_Dataset_.
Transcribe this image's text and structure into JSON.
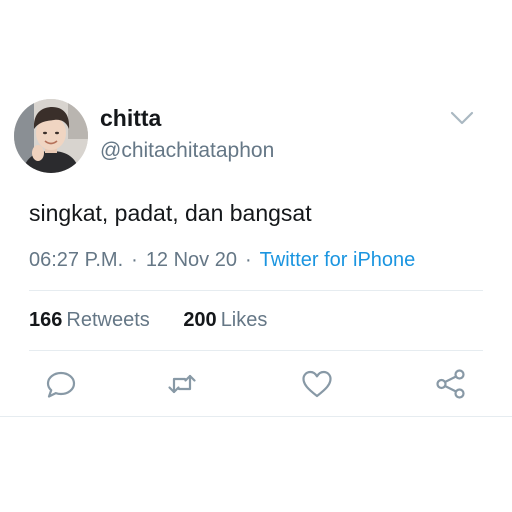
{
  "user": {
    "display_name": "chitta",
    "handle": "@chitachitataphon"
  },
  "tweet": {
    "text": "singkat, padat, dan bangsat",
    "time": "06:27 P.M.",
    "date": "12 Nov 20",
    "separator": "·",
    "source": "Twitter for iPhone"
  },
  "stats": {
    "retweets_count": "166",
    "retweets_label": "Retweets",
    "likes_count": "200",
    "likes_label": "Likes"
  },
  "icons": {
    "menu": "chevron-down-icon",
    "reply": "reply-icon",
    "retweet": "retweet-icon",
    "like": "heart-icon",
    "share": "share-icon"
  },
  "colors": {
    "text": "#14171a",
    "muted": "#657786",
    "link": "#1b95e0",
    "divider": "#e6ecf0",
    "icon": "#8899a6"
  }
}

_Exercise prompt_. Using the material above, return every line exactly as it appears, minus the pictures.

_Answer space_.
Transcribe this image's text and structure into JSON.
{
  "user": {
    "display_name": "chitta",
    "handle": "@chitachitataphon"
  },
  "tweet": {
    "text": "singkat, padat, dan bangsat",
    "time": "06:27 P.M.",
    "date": "12 Nov 20",
    "separator": "·",
    "source": "Twitter for iPhone"
  },
  "stats": {
    "retweets_count": "166",
    "retweets_label": "Retweets",
    "likes_count": "200",
    "likes_label": "Likes"
  },
  "icons": {
    "menu": "chevron-down-icon",
    "reply": "reply-icon",
    "retweet": "retweet-icon",
    "like": "heart-icon",
    "share": "share-icon"
  },
  "colors": {
    "text": "#14171a",
    "muted": "#657786",
    "link": "#1b95e0",
    "divider": "#e6ecf0",
    "icon": "#8899a6"
  }
}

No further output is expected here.